TASK DIRECTIONS =>
Only the pictures should be dropped; every line of the data must come back exactly as written.

[Entries taken from a collection]
============================================================
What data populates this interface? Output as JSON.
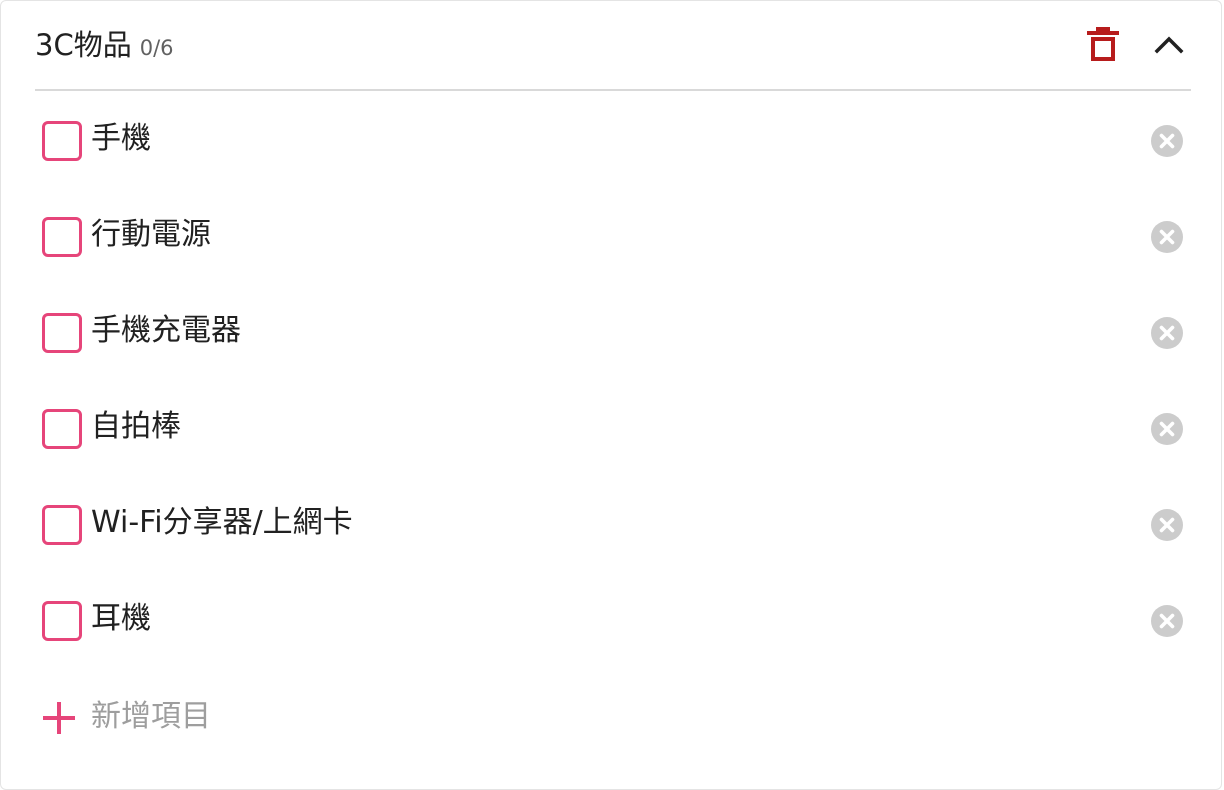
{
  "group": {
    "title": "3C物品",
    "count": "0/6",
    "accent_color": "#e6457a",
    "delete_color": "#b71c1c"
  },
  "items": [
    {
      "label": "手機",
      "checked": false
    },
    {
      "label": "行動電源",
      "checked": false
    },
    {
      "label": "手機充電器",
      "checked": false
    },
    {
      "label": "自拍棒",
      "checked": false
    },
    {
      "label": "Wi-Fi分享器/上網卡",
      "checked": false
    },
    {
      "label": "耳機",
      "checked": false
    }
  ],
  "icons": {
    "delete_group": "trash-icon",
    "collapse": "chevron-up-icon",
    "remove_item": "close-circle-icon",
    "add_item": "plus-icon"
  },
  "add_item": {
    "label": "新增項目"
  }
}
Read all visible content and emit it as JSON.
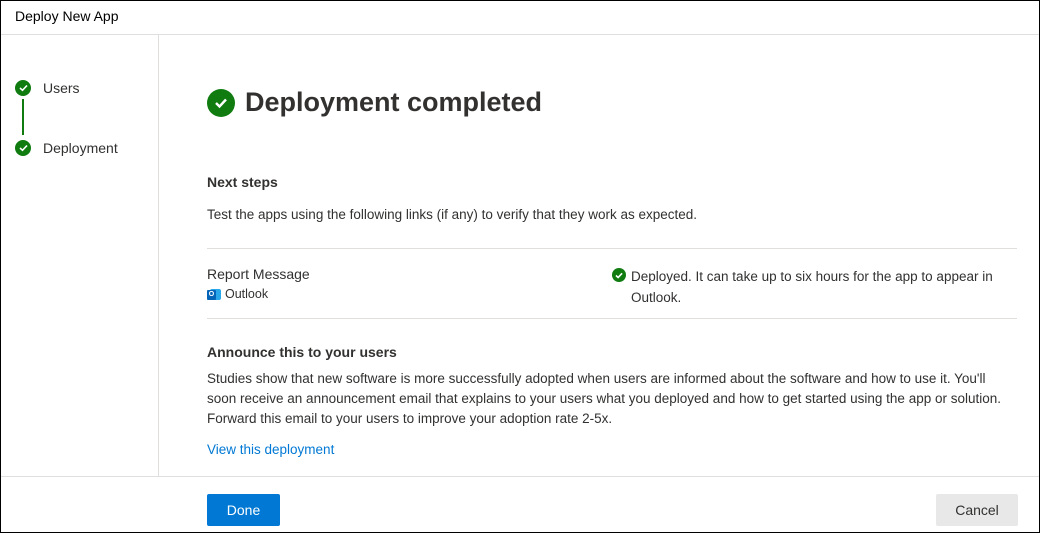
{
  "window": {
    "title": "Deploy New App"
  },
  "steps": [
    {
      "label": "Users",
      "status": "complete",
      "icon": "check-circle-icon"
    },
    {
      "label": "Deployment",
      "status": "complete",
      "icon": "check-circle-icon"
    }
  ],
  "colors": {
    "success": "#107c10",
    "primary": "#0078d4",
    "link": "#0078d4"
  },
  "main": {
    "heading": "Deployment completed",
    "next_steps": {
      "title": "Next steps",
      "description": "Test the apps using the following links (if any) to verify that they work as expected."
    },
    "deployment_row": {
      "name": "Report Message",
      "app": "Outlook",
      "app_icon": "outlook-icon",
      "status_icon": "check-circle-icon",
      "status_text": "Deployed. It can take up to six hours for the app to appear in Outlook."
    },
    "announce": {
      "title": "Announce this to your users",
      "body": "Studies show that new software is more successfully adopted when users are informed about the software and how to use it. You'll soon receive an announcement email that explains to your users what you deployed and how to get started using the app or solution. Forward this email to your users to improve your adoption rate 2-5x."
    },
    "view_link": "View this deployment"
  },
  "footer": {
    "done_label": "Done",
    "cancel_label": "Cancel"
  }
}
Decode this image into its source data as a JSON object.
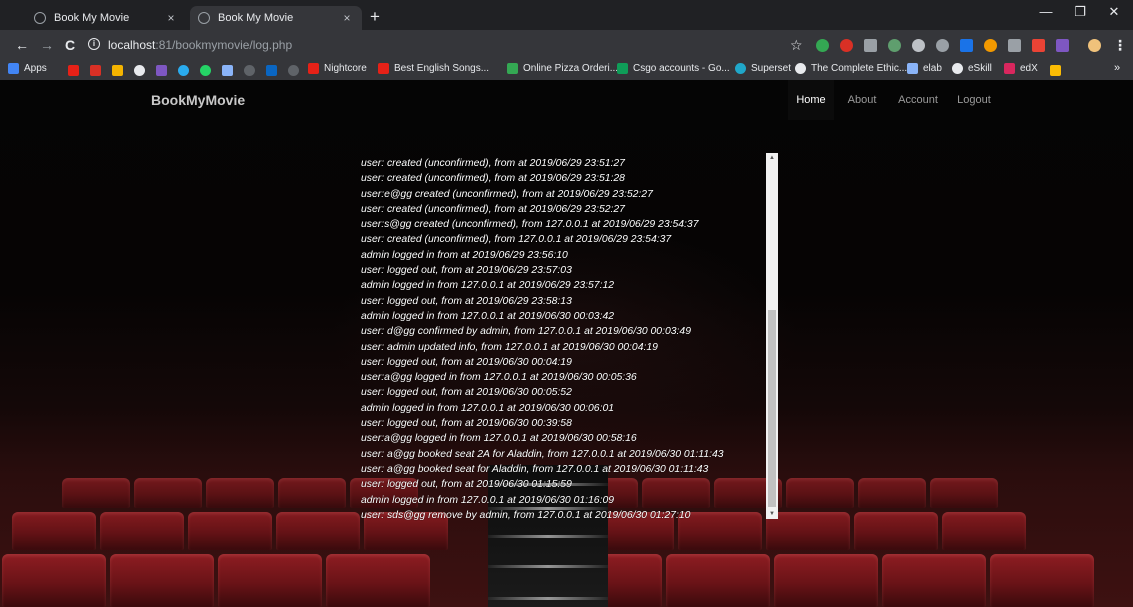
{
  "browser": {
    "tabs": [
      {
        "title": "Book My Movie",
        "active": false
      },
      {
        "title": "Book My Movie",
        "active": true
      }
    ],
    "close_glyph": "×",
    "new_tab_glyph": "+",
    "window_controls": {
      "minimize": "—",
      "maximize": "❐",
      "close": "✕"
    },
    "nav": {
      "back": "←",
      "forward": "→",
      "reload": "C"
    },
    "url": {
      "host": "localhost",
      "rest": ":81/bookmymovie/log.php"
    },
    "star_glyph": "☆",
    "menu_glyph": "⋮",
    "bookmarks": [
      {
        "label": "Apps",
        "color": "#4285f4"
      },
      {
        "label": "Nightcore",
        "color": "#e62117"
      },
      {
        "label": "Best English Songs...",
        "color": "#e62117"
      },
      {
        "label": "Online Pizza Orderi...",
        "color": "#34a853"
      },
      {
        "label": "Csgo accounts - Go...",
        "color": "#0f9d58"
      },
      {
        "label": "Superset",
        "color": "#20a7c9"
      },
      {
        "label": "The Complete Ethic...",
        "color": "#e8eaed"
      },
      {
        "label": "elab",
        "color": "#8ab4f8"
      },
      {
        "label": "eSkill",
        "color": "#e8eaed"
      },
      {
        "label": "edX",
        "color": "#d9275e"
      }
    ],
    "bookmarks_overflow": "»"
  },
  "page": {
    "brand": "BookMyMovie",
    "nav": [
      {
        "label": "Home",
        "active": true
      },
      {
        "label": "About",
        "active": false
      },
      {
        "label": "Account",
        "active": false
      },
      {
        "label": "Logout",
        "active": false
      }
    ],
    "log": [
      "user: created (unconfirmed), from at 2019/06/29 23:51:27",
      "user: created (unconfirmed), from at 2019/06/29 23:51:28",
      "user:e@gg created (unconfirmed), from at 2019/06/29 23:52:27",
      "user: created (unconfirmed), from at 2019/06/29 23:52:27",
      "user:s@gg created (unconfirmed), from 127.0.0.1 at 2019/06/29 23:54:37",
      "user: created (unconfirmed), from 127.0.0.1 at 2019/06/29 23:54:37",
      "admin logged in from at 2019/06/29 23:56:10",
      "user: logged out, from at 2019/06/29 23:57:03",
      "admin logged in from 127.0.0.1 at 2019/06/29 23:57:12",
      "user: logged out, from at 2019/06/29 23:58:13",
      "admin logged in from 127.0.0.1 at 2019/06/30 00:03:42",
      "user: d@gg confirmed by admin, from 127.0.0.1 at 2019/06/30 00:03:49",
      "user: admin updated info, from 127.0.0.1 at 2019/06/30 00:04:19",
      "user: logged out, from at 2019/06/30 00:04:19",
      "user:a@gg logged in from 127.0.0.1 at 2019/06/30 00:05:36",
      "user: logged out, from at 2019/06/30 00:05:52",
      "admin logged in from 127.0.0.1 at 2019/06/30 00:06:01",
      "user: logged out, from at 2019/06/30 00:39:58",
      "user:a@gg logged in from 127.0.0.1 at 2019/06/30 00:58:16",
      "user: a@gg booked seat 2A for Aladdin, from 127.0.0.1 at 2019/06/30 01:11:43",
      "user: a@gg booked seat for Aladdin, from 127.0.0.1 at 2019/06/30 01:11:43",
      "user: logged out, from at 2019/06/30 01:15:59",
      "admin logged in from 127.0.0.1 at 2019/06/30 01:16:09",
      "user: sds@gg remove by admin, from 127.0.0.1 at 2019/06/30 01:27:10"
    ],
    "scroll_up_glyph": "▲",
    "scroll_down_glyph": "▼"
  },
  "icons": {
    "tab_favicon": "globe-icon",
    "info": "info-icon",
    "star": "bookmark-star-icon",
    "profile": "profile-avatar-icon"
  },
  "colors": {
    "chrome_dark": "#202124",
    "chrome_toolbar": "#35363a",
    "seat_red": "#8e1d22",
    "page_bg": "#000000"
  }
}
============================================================
ANSWER BOX =>
What data populates this interface? Output as JSON.
{
  "group": {
    "title": "3C物品",
    "count": "0/6",
    "accent_color": "#e6457a",
    "delete_color": "#b71c1c"
  },
  "items": [
    {
      "label": "手機",
      "checked": false
    },
    {
      "label": "行動電源",
      "checked": false
    },
    {
      "label": "手機充電器",
      "checked": false
    },
    {
      "label": "自拍棒",
      "checked": false
    },
    {
      "label": "Wi-Fi分享器/上網卡",
      "checked": false
    },
    {
      "label": "耳機",
      "checked": false
    }
  ],
  "icons": {
    "delete_group": "trash-icon",
    "collapse": "chevron-up-icon",
    "remove_item": "close-circle-icon",
    "add_item": "plus-icon"
  },
  "add_item": {
    "label": "新增項目"
  }
}
Read all visible content and emit it as JSON.
{
  "window": {
    "title": "Deploy New App"
  },
  "steps": [
    {
      "label": "Users",
      "status": "complete",
      "icon": "check-circle-icon"
    },
    {
      "label": "Deployment",
      "status": "complete",
      "icon": "check-circle-icon"
    }
  ],
  "colors": {
    "success": "#107c10",
    "primary": "#0078d4",
    "link": "#0078d4"
  },
  "main": {
    "heading": "Deployment completed",
    "next_steps": {
      "title": "Next steps",
      "description": "Test the apps using the following links (if any) to verify that they work as expected."
    },
    "deployment_row": {
      "name": "Report Message",
      "app": "Outlook",
      "app_icon": "outlook-icon",
      "status_icon": "check-circle-icon",
      "status_text": "Deployed. It can take up to six hours for the app to appear in Outlook."
    },
    "announce": {
      "title": "Announce this to your users",
      "body": "Studies show that new software is more successfully adopted when users are informed about the software and how to use it. You'll soon receive an announcement email that explains to your users what you deployed and how to get started using the app or solution. Forward this email to your users to improve your adoption rate 2-5x."
    },
    "view_link": "View this deployment"
  },
  "footer": {
    "done_label": "Done",
    "cancel_label": "Cancel"
  }
}
Decode this image into its source data as a JSON object.
{
  "browser": {
    "tabs": [
      {
        "title": "Book My Movie",
        "active": false
      },
      {
        "title": "Book My Movie",
        "active": true
      }
    ],
    "close_glyph": "×",
    "new_tab_glyph": "+",
    "window_controls": {
      "minimize": "—",
      "maximize": "❐",
      "close": "✕"
    },
    "nav": {
      "back": "←",
      "forward": "→",
      "reload": "C"
    },
    "url": {
      "host": "localhost",
      "rest": ":81/bookmymovie/log.php"
    },
    "star_glyph": "☆",
    "menu_glyph": "⋮",
    "bookmarks": [
      {
        "label": "Apps",
        "color": "#4285f4"
      },
      {
        "label": "Nightcore",
        "color": "#e62117"
      },
      {
        "label": "Best English Songs...",
        "color": "#e62117"
      },
      {
        "label": "Online Pizza Orderi...",
        "color": "#34a853"
      },
      {
        "label": "Csgo accounts - Go...",
        "color": "#0f9d58"
      },
      {
        "label": "Superset",
        "color": "#20a7c9"
      },
      {
        "label": "The Complete Ethic...",
        "color": "#e8eaed"
      },
      {
        "label": "elab",
        "color": "#8ab4f8"
      },
      {
        "label": "eSkill",
        "color": "#e8eaed"
      },
      {
        "label": "edX",
        "color": "#d9275e"
      }
    ],
    "bookmarks_overflow": "»"
  },
  "page": {
    "brand": "BookMyMovie",
    "nav": [
      {
        "label": "Home",
        "active": true
      },
      {
        "label": "About",
        "active": false
      },
      {
        "label": "Account",
        "active": false
      },
      {
        "label": "Logout",
        "active": false
      }
    ],
    "log": [
      "user: created (unconfirmed), from at 2019/06/29 23:51:27",
      "user: created (unconfirmed), from at 2019/06/29 23:51:28",
      "user:e@gg created (unconfirmed), from at 2019/06/29 23:52:27",
      "user: created (unconfirmed), from at 2019/06/29 23:52:27",
      "user:s@gg created (unconfirmed), from 127.0.0.1 at 2019/06/29 23:54:37",
      "user: created (unconfirmed), from 127.0.0.1 at 2019/06/29 23:54:37",
      "admin logged in from at 2019/06/29 23:56:10",
      "user: logged out, from at 2019/06/29 23:57:03",
      "admin logged in from 127.0.0.1 at 2019/06/29 23:57:12",
      "user: logged out, from at 2019/06/29 23:58:13",
      "admin logged in from 127.0.0.1 at 2019/06/30 00:03:42",
      "user: d@gg confirmed by admin, from 127.0.0.1 at 2019/06/30 00:03:49",
      "user: admin updated info, from 127.0.0.1 at 2019/06/30 00:04:19",
      "user: logged out, from at 2019/06/30 00:04:19",
      "user:a@gg logged in from 127.0.0.1 at 2019/06/30 00:05:36",
      "user: logged out, from at 2019/06/30 00:05:52",
      "admin logged in from 127.0.0.1 at 2019/06/30 00:06:01",
      "user: logged out, from at 2019/06/30 00:39:58",
      "user:a@gg logged in from 127.0.0.1 at 2019/06/30 00:58:16",
      "user: a@gg booked seat 2A for Aladdin, from 127.0.0.1 at 2019/06/30 01:11:43",
      "user: a@gg booked seat for Aladdin, from 127.0.0.1 at 2019/06/30 01:11:43",
      "user: logged out, from at 2019/06/30 01:15:59",
      "admin logged in from 127.0.0.1 at 2019/06/30 01:16:09",
      "user: sds@gg remove by admin, from 127.0.0.1 at 2019/06/30 01:27:10"
    ],
    "scroll_up_glyph": "▲",
    "scroll_down_glyph": "▼"
  },
  "icons": {
    "tab_favicon": "globe-icon",
    "info": "info-icon",
    "star": "bookmark-star-icon",
    "profile": "profile-avatar-icon"
  },
  "colors": {
    "chrome_dark": "#202124",
    "chrome_toolbar": "#35363a",
    "seat_red": "#8e1d22",
    "page_bg": "#000000"
  }
}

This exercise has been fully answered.